*HOW TO COMPLETE THIS TASK:* If an entry includes an image, drop the image and copy the rest verbatim.
------------------------------------
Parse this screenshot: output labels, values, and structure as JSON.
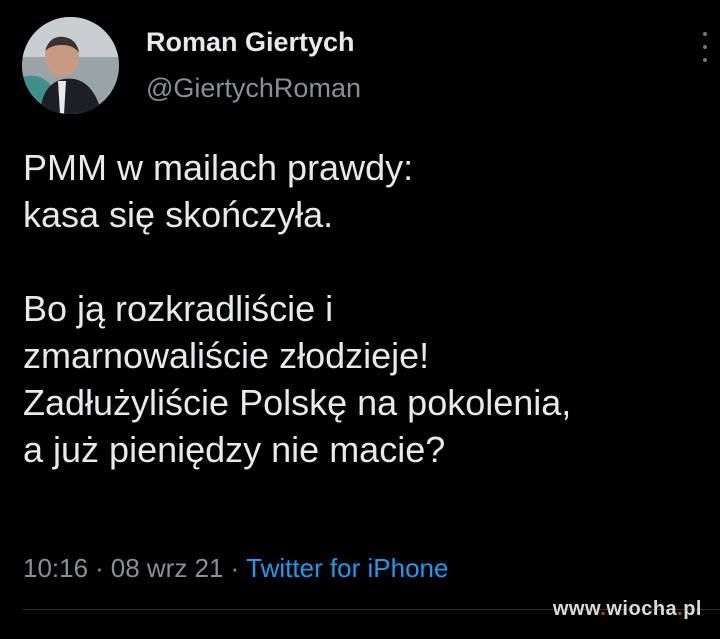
{
  "author": {
    "display_name": "Roman Giertych",
    "handle": "@GiertychRoman",
    "avatar_icon": "profile-photo"
  },
  "tweet": {
    "lines": [
      "PMM w mailach prawdy:",
      "kasa się skończyła.",
      "",
      "Bo ją rozkradliście i",
      "zmarnowaliście złodzieje!",
      "Zadłużyliście Polskę na pokolenia,",
      "a już pieniędzy nie macie?"
    ]
  },
  "meta": {
    "time": "10:16",
    "separator": "·",
    "date": "08 wrz 21",
    "source": "Twitter for iPhone"
  },
  "more_icon": "vertical-ellipsis-icon",
  "watermark": {
    "prefix": "www",
    "dot1": ".",
    "name": "wiocha",
    "dot2": ".",
    "tld": "pl"
  },
  "colors": {
    "background": "#000000",
    "text": "#e7e9ea",
    "secondary": "#8b8f94",
    "link": "#1d9bf0"
  }
}
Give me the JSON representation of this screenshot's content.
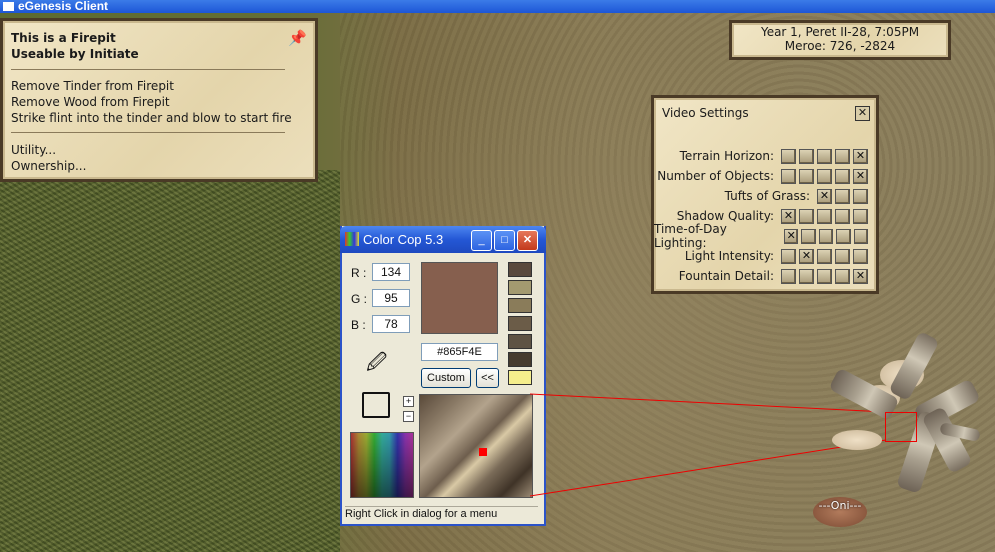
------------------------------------
*WORKED SOLUTION:*
Parse this screenshot: output labels, values, and structure as JSON.
{
  "author": {
    "display_name": "Roman Giertych",
    "handle": "@GiertychRoman",
    "avatar_icon": "profile-photo"
  },
  "tweet": {
    "lines": [
      "PMM w mailach prawdy:",
      "kasa się skończyła.",
      "",
      "Bo ją rozkradliście i",
      "zmarnowaliście złodzieje!",
      "Zadłużyliście Polskę na pokolenia,",
      "a już pieniędzy nie macie?"
    ]
  },
  "meta": {
    "time": "10:16",
    "separator": "·",
    "date": "08 wrz 21",
    "source": "Twitter for iPhone"
  },
  "more_icon": "vertical-ellipsis-icon",
  "watermark": {
    "prefix": "www",
    "dot1": ".",
    "name": "wiocha",
    "dot2": ".",
    "tld": "pl"
  },
  "colors": {
    "background": "#000000",
    "text": "#e7e9ea",
    "secondary": "#8b8f94",
    "link": "#1d9bf0"
  }
}
Give me the JSON representation of this screenshot's content.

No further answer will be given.